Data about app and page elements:
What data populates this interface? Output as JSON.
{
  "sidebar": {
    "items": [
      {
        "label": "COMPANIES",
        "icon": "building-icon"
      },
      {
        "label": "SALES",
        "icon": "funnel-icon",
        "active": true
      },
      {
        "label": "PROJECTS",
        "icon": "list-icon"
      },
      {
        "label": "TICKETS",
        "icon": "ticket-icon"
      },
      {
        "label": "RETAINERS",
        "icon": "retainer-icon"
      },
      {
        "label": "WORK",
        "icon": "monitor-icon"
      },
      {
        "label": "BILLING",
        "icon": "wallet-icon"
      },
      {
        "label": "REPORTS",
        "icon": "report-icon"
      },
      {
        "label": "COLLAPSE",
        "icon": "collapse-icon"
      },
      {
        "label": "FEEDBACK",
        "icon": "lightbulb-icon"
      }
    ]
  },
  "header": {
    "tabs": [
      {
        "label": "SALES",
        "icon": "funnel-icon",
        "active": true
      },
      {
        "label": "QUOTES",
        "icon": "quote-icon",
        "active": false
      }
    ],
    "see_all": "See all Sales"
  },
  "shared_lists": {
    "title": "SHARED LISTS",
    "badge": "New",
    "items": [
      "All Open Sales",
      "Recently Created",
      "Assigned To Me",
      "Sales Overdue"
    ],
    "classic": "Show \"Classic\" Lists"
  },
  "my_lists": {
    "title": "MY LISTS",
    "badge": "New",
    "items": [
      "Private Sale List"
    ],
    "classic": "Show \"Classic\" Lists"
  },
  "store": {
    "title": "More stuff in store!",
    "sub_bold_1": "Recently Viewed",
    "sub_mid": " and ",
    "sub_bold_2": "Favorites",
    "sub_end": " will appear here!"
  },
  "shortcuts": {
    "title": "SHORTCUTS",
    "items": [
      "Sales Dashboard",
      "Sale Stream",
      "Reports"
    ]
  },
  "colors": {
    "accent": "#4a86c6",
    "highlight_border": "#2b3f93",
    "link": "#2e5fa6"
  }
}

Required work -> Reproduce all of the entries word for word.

Answer for this exercise ->
What data populates this interface? Output as JSON.
{
  "sidebar": {
    "items": [
      {
        "label": "COMPANIES",
        "icon": "building-icon"
      },
      {
        "label": "SALES",
        "icon": "funnel-icon",
        "active": true
      },
      {
        "label": "PROJECTS",
        "icon": "list-icon"
      },
      {
        "label": "TICKETS",
        "icon": "ticket-icon"
      },
      {
        "label": "RETAINERS",
        "icon": "retainer-icon"
      },
      {
        "label": "WORK",
        "icon": "monitor-icon"
      },
      {
        "label": "BILLING",
        "icon": "wallet-icon"
      },
      {
        "label": "REPORTS",
        "icon": "report-icon"
      },
      {
        "label": "COLLAPSE",
        "icon": "collapse-icon"
      },
      {
        "label": "FEEDBACK",
        "icon": "lightbulb-icon"
      }
    ]
  },
  "header": {
    "tabs": [
      {
        "label": "SALES",
        "icon": "funnel-icon",
        "active": true
      },
      {
        "label": "QUOTES",
        "icon": "quote-icon",
        "active": false
      }
    ],
    "see_all": "See all Sales"
  },
  "shared_lists": {
    "title": "SHARED LISTS",
    "badge": "New",
    "items": [
      "All Open Sales",
      "Recently Created",
      "Assigned To Me",
      "Sales Overdue"
    ],
    "classic": "Show \"Classic\" Lists"
  },
  "my_lists": {
    "title": "MY LISTS",
    "badge": "New",
    "items": [
      "Private Sale List"
    ],
    "classic": "Show \"Classic\" Lists"
  },
  "store": {
    "title": "More stuff in store!",
    "sub_bold_1": "Recently Viewed",
    "sub_mid": " and ",
    "sub_bold_2": "Favorites",
    "sub_end": " will appear here!"
  },
  "shortcuts": {
    "title": "SHORTCUTS",
    "items": [
      "Sales Dashboard",
      "Sale Stream",
      "Reports"
    ]
  },
  "colors": {
    "accent": "#4a86c6",
    "highlight_border": "#2b3f93",
    "link": "#2e5fa6"
  }
}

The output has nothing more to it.